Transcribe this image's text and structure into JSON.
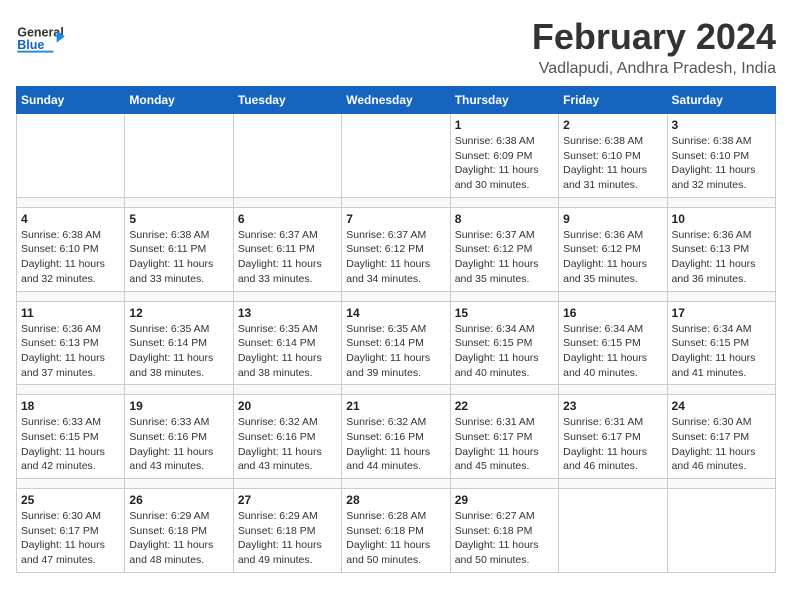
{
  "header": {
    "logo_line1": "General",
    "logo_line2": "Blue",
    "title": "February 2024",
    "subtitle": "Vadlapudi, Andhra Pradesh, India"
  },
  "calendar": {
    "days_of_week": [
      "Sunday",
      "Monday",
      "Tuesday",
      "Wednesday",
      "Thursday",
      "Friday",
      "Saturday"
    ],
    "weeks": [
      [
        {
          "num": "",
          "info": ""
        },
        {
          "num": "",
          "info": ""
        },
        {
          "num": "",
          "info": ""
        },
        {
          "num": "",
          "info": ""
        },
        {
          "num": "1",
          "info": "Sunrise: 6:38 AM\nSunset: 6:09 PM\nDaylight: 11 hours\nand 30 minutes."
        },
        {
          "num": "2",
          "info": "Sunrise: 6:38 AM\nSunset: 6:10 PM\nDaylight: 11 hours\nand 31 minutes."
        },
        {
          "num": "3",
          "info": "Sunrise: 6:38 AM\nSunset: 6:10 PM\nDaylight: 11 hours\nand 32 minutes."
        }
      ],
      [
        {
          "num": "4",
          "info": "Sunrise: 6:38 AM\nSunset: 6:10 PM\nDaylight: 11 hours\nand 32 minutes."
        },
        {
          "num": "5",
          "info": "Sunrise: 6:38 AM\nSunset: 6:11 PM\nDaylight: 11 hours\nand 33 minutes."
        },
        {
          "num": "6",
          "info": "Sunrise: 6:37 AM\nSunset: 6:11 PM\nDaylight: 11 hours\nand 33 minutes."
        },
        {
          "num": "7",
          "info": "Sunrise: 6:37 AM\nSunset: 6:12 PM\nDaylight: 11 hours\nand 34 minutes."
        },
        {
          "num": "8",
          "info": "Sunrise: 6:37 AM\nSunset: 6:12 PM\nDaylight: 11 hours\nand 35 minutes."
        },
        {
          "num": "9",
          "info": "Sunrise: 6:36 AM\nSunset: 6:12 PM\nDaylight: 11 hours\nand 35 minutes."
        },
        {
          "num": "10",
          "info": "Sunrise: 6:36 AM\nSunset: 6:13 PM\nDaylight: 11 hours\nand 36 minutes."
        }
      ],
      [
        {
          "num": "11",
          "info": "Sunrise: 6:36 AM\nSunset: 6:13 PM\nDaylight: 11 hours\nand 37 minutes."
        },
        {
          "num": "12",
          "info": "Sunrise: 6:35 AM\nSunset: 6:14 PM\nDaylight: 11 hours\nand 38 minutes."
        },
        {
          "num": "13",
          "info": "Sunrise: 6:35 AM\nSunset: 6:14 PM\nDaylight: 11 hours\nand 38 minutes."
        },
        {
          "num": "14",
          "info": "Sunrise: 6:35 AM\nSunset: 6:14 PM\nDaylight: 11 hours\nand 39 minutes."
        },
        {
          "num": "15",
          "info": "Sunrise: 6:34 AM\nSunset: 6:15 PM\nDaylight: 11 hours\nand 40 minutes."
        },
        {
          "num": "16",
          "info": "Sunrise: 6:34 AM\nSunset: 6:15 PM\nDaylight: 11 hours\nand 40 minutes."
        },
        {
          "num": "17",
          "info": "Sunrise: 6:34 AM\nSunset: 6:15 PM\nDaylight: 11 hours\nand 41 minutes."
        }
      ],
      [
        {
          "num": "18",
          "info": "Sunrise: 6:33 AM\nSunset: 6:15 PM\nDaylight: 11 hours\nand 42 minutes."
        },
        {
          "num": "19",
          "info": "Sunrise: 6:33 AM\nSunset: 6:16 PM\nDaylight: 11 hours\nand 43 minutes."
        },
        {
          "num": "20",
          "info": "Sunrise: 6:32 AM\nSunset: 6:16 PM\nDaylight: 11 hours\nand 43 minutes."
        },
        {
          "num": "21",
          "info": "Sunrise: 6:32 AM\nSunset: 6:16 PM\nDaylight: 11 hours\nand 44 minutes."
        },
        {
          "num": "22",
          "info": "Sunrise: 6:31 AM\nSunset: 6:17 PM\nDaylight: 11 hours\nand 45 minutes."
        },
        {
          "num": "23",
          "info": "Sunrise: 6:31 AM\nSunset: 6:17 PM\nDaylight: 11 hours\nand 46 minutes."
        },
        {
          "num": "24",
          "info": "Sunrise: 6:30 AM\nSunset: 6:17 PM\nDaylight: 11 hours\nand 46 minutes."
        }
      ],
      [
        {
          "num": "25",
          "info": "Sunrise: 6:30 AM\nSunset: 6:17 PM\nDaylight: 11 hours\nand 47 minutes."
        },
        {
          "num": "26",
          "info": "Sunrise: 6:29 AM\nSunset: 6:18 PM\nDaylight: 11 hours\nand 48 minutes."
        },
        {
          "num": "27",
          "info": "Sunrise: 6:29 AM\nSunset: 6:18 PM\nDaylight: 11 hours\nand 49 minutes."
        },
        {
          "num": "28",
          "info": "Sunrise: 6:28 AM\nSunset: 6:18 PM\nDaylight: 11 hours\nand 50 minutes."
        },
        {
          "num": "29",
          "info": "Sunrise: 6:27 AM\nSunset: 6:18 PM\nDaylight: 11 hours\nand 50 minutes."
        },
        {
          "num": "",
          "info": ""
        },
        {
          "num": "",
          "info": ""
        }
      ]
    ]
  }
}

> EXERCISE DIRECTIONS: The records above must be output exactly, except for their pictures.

> PROBLEM SOLUTION:
Transcribe this image's text and structure into JSON.
{
  "header": {
    "logo_line1": "General",
    "logo_line2": "Blue",
    "title": "February 2024",
    "subtitle": "Vadlapudi, Andhra Pradesh, India"
  },
  "calendar": {
    "days_of_week": [
      "Sunday",
      "Monday",
      "Tuesday",
      "Wednesday",
      "Thursday",
      "Friday",
      "Saturday"
    ],
    "weeks": [
      [
        {
          "num": "",
          "info": ""
        },
        {
          "num": "",
          "info": ""
        },
        {
          "num": "",
          "info": ""
        },
        {
          "num": "",
          "info": ""
        },
        {
          "num": "1",
          "info": "Sunrise: 6:38 AM\nSunset: 6:09 PM\nDaylight: 11 hours\nand 30 minutes."
        },
        {
          "num": "2",
          "info": "Sunrise: 6:38 AM\nSunset: 6:10 PM\nDaylight: 11 hours\nand 31 minutes."
        },
        {
          "num": "3",
          "info": "Sunrise: 6:38 AM\nSunset: 6:10 PM\nDaylight: 11 hours\nand 32 minutes."
        }
      ],
      [
        {
          "num": "4",
          "info": "Sunrise: 6:38 AM\nSunset: 6:10 PM\nDaylight: 11 hours\nand 32 minutes."
        },
        {
          "num": "5",
          "info": "Sunrise: 6:38 AM\nSunset: 6:11 PM\nDaylight: 11 hours\nand 33 minutes."
        },
        {
          "num": "6",
          "info": "Sunrise: 6:37 AM\nSunset: 6:11 PM\nDaylight: 11 hours\nand 33 minutes."
        },
        {
          "num": "7",
          "info": "Sunrise: 6:37 AM\nSunset: 6:12 PM\nDaylight: 11 hours\nand 34 minutes."
        },
        {
          "num": "8",
          "info": "Sunrise: 6:37 AM\nSunset: 6:12 PM\nDaylight: 11 hours\nand 35 minutes."
        },
        {
          "num": "9",
          "info": "Sunrise: 6:36 AM\nSunset: 6:12 PM\nDaylight: 11 hours\nand 35 minutes."
        },
        {
          "num": "10",
          "info": "Sunrise: 6:36 AM\nSunset: 6:13 PM\nDaylight: 11 hours\nand 36 minutes."
        }
      ],
      [
        {
          "num": "11",
          "info": "Sunrise: 6:36 AM\nSunset: 6:13 PM\nDaylight: 11 hours\nand 37 minutes."
        },
        {
          "num": "12",
          "info": "Sunrise: 6:35 AM\nSunset: 6:14 PM\nDaylight: 11 hours\nand 38 minutes."
        },
        {
          "num": "13",
          "info": "Sunrise: 6:35 AM\nSunset: 6:14 PM\nDaylight: 11 hours\nand 38 minutes."
        },
        {
          "num": "14",
          "info": "Sunrise: 6:35 AM\nSunset: 6:14 PM\nDaylight: 11 hours\nand 39 minutes."
        },
        {
          "num": "15",
          "info": "Sunrise: 6:34 AM\nSunset: 6:15 PM\nDaylight: 11 hours\nand 40 minutes."
        },
        {
          "num": "16",
          "info": "Sunrise: 6:34 AM\nSunset: 6:15 PM\nDaylight: 11 hours\nand 40 minutes."
        },
        {
          "num": "17",
          "info": "Sunrise: 6:34 AM\nSunset: 6:15 PM\nDaylight: 11 hours\nand 41 minutes."
        }
      ],
      [
        {
          "num": "18",
          "info": "Sunrise: 6:33 AM\nSunset: 6:15 PM\nDaylight: 11 hours\nand 42 minutes."
        },
        {
          "num": "19",
          "info": "Sunrise: 6:33 AM\nSunset: 6:16 PM\nDaylight: 11 hours\nand 43 minutes."
        },
        {
          "num": "20",
          "info": "Sunrise: 6:32 AM\nSunset: 6:16 PM\nDaylight: 11 hours\nand 43 minutes."
        },
        {
          "num": "21",
          "info": "Sunrise: 6:32 AM\nSunset: 6:16 PM\nDaylight: 11 hours\nand 44 minutes."
        },
        {
          "num": "22",
          "info": "Sunrise: 6:31 AM\nSunset: 6:17 PM\nDaylight: 11 hours\nand 45 minutes."
        },
        {
          "num": "23",
          "info": "Sunrise: 6:31 AM\nSunset: 6:17 PM\nDaylight: 11 hours\nand 46 minutes."
        },
        {
          "num": "24",
          "info": "Sunrise: 6:30 AM\nSunset: 6:17 PM\nDaylight: 11 hours\nand 46 minutes."
        }
      ],
      [
        {
          "num": "25",
          "info": "Sunrise: 6:30 AM\nSunset: 6:17 PM\nDaylight: 11 hours\nand 47 minutes."
        },
        {
          "num": "26",
          "info": "Sunrise: 6:29 AM\nSunset: 6:18 PM\nDaylight: 11 hours\nand 48 minutes."
        },
        {
          "num": "27",
          "info": "Sunrise: 6:29 AM\nSunset: 6:18 PM\nDaylight: 11 hours\nand 49 minutes."
        },
        {
          "num": "28",
          "info": "Sunrise: 6:28 AM\nSunset: 6:18 PM\nDaylight: 11 hours\nand 50 minutes."
        },
        {
          "num": "29",
          "info": "Sunrise: 6:27 AM\nSunset: 6:18 PM\nDaylight: 11 hours\nand 50 minutes."
        },
        {
          "num": "",
          "info": ""
        },
        {
          "num": "",
          "info": ""
        }
      ]
    ]
  }
}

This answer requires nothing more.